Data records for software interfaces
··········

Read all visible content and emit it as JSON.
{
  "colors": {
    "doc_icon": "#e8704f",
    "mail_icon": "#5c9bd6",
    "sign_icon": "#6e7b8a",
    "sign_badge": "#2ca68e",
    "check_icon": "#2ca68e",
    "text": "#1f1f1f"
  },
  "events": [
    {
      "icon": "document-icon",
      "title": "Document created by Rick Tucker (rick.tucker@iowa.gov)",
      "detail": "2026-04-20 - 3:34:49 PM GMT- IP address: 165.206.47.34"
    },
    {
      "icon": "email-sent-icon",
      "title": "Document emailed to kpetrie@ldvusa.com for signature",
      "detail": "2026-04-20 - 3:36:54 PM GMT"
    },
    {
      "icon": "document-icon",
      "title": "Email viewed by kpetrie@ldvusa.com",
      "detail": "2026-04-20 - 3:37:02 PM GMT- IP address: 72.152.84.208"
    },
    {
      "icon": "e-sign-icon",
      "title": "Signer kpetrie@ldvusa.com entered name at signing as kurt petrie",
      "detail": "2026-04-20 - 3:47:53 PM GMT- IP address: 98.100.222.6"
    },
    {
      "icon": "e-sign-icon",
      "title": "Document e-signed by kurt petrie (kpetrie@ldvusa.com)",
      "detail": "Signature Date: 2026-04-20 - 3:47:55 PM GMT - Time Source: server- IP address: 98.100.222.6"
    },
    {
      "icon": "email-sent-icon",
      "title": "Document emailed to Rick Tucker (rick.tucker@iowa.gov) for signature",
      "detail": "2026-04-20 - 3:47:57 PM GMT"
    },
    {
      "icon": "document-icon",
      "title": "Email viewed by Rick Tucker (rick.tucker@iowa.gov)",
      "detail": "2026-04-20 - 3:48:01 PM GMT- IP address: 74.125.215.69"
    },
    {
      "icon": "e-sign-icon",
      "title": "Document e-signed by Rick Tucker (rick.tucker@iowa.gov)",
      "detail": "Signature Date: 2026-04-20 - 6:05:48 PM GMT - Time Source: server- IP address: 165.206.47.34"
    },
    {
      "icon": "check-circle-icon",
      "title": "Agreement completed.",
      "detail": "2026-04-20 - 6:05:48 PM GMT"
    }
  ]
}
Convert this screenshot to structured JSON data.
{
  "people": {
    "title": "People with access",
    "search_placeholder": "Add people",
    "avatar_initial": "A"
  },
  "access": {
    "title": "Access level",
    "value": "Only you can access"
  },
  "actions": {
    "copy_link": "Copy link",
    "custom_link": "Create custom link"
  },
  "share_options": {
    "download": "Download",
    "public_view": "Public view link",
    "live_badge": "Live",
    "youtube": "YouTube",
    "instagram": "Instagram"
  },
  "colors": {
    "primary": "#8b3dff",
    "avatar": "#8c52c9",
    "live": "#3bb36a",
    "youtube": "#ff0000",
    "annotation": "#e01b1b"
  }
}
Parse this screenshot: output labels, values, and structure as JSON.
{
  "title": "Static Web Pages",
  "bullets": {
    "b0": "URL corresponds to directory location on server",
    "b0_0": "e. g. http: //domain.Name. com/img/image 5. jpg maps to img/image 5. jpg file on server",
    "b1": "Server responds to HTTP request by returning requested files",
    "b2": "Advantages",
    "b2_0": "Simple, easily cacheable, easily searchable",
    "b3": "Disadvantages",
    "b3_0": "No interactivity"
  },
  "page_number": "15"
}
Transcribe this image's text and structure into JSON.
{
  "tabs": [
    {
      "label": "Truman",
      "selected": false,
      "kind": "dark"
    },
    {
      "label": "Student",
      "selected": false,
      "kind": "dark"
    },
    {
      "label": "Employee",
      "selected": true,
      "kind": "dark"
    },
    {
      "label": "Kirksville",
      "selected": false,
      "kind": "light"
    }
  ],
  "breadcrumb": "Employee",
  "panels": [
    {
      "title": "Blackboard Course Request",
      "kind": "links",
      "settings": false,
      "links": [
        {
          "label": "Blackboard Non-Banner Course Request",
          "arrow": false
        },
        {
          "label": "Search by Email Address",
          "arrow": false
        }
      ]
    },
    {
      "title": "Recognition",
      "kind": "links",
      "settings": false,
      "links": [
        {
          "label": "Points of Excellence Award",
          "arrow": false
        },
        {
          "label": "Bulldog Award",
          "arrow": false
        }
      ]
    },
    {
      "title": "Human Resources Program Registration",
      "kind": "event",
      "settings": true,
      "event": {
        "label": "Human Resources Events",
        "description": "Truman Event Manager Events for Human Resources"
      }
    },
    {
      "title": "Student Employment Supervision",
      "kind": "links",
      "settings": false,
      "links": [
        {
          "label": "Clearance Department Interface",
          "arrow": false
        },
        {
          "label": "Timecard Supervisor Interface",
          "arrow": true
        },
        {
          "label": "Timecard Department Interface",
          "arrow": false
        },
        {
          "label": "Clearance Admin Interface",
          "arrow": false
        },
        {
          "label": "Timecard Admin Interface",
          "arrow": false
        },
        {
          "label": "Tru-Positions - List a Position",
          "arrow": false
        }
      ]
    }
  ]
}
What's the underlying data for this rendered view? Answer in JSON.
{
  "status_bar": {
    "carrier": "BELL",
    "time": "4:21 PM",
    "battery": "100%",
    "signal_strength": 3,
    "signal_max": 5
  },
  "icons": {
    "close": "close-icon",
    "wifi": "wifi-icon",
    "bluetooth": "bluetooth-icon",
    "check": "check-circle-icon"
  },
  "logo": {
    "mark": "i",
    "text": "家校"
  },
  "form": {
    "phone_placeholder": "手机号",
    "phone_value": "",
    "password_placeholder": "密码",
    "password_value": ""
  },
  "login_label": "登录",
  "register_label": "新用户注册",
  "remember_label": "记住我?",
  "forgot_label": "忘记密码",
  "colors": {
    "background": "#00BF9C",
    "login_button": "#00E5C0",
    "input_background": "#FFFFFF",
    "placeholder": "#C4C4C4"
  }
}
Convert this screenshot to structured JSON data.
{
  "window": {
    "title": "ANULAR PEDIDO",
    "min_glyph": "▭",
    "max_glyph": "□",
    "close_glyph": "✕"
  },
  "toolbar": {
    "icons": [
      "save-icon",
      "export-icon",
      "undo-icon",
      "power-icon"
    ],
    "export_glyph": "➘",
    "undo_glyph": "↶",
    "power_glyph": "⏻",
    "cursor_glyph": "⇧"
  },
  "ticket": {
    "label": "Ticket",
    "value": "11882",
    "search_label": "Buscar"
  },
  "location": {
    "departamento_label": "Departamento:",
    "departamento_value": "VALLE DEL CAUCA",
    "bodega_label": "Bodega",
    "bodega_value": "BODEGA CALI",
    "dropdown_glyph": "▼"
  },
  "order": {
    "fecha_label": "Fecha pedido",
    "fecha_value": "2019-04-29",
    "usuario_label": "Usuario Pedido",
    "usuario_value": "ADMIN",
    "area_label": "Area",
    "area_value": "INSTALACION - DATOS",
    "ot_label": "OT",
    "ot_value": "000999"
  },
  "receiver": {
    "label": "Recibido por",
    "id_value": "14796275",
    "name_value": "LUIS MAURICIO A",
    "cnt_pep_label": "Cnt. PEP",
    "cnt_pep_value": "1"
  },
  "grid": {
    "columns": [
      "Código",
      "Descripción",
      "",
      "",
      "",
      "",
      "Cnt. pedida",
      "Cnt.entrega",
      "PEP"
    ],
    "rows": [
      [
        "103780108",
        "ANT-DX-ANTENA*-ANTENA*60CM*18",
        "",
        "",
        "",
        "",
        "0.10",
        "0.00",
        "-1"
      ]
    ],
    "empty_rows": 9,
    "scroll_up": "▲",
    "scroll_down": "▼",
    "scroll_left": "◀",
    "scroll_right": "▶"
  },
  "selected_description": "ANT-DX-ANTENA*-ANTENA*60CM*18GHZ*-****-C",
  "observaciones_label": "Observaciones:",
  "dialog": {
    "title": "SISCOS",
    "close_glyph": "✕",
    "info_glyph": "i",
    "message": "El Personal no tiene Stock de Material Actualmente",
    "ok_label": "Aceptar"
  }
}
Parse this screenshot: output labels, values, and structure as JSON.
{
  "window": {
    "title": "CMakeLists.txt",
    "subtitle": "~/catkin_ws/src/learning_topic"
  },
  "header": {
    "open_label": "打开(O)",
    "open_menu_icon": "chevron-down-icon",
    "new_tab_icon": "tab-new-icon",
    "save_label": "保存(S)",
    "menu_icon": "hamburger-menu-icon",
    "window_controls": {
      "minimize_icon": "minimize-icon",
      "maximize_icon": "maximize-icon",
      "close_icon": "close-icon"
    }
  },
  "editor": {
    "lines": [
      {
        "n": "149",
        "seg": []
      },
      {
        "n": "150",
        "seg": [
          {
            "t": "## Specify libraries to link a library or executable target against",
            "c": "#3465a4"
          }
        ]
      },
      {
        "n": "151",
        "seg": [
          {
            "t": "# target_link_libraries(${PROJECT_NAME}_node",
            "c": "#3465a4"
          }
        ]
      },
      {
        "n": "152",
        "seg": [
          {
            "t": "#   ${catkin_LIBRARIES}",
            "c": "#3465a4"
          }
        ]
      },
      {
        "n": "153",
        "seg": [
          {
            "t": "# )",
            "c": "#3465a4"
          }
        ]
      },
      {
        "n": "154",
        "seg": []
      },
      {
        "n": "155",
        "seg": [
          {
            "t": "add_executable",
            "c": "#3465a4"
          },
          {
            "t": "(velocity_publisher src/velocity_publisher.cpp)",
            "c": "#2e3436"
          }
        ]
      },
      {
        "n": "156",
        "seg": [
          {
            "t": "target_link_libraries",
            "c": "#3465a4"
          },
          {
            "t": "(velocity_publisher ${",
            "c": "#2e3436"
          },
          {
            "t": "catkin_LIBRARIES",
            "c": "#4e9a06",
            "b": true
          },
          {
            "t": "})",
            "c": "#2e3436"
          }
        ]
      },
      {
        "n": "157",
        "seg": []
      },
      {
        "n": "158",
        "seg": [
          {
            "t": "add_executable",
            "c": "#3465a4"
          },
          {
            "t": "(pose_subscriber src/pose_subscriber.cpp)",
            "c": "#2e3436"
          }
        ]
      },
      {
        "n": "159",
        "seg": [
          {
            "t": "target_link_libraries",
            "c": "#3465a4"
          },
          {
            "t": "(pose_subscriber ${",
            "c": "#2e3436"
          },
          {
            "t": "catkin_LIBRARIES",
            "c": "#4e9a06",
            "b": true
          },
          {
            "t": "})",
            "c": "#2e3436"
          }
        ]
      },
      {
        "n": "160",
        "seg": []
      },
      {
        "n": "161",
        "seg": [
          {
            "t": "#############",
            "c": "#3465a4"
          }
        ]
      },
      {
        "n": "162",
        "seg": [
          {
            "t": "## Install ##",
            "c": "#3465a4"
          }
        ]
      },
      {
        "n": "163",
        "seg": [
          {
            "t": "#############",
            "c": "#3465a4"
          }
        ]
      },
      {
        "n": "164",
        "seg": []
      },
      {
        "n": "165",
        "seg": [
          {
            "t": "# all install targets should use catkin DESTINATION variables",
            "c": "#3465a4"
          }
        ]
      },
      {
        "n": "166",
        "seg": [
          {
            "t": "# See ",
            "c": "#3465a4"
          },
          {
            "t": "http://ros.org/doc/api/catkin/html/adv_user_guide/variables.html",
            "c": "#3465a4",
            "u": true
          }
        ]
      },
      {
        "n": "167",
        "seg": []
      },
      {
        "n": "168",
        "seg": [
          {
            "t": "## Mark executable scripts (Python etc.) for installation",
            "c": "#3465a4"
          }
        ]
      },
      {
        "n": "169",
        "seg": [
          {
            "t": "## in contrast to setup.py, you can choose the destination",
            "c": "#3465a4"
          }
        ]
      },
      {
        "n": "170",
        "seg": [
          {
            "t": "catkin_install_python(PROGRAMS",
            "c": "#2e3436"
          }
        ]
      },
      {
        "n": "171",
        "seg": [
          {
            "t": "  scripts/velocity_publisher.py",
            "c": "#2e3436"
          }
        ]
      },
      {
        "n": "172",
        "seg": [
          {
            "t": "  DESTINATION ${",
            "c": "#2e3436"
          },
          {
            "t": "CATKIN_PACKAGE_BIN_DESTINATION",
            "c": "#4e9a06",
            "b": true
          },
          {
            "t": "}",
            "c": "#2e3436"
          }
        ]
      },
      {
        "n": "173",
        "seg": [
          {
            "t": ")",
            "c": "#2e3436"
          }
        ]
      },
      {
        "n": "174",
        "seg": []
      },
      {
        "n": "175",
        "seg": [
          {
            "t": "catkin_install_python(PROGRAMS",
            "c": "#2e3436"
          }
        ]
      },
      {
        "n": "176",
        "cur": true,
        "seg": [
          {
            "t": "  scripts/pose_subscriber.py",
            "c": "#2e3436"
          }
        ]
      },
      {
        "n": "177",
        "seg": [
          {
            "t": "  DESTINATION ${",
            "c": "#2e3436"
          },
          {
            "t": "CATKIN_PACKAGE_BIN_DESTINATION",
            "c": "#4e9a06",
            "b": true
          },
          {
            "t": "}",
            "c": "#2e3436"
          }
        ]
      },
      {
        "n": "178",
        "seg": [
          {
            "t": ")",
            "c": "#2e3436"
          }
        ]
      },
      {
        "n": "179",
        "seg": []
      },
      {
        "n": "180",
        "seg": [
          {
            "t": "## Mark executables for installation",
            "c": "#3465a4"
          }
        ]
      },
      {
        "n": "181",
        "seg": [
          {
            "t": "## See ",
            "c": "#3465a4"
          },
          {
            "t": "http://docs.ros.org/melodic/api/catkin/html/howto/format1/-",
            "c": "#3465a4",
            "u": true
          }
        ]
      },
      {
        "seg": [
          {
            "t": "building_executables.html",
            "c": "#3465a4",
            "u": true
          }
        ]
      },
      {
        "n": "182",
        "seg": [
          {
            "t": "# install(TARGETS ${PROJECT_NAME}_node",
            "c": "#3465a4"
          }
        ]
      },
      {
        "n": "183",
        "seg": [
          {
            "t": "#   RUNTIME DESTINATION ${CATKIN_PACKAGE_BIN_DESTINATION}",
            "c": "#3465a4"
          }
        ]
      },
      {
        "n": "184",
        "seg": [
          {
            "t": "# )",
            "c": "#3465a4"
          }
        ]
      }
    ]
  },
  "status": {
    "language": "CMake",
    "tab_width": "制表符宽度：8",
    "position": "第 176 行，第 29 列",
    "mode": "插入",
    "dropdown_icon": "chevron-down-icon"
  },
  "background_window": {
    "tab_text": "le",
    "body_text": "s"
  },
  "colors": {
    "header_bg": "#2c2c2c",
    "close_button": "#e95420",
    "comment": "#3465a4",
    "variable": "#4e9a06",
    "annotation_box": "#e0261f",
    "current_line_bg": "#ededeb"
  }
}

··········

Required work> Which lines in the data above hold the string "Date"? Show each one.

Written response>
      "detail": "Signature Date: 2026-04-20 - 3:47:55 PM GMT - Time Source: server- IP address: 98.100.222.6"
      "detail": "Signature Date: 2026-04-20 - 6:05:48 PM GMT - Time Source: server- IP address: 165.206.47.34"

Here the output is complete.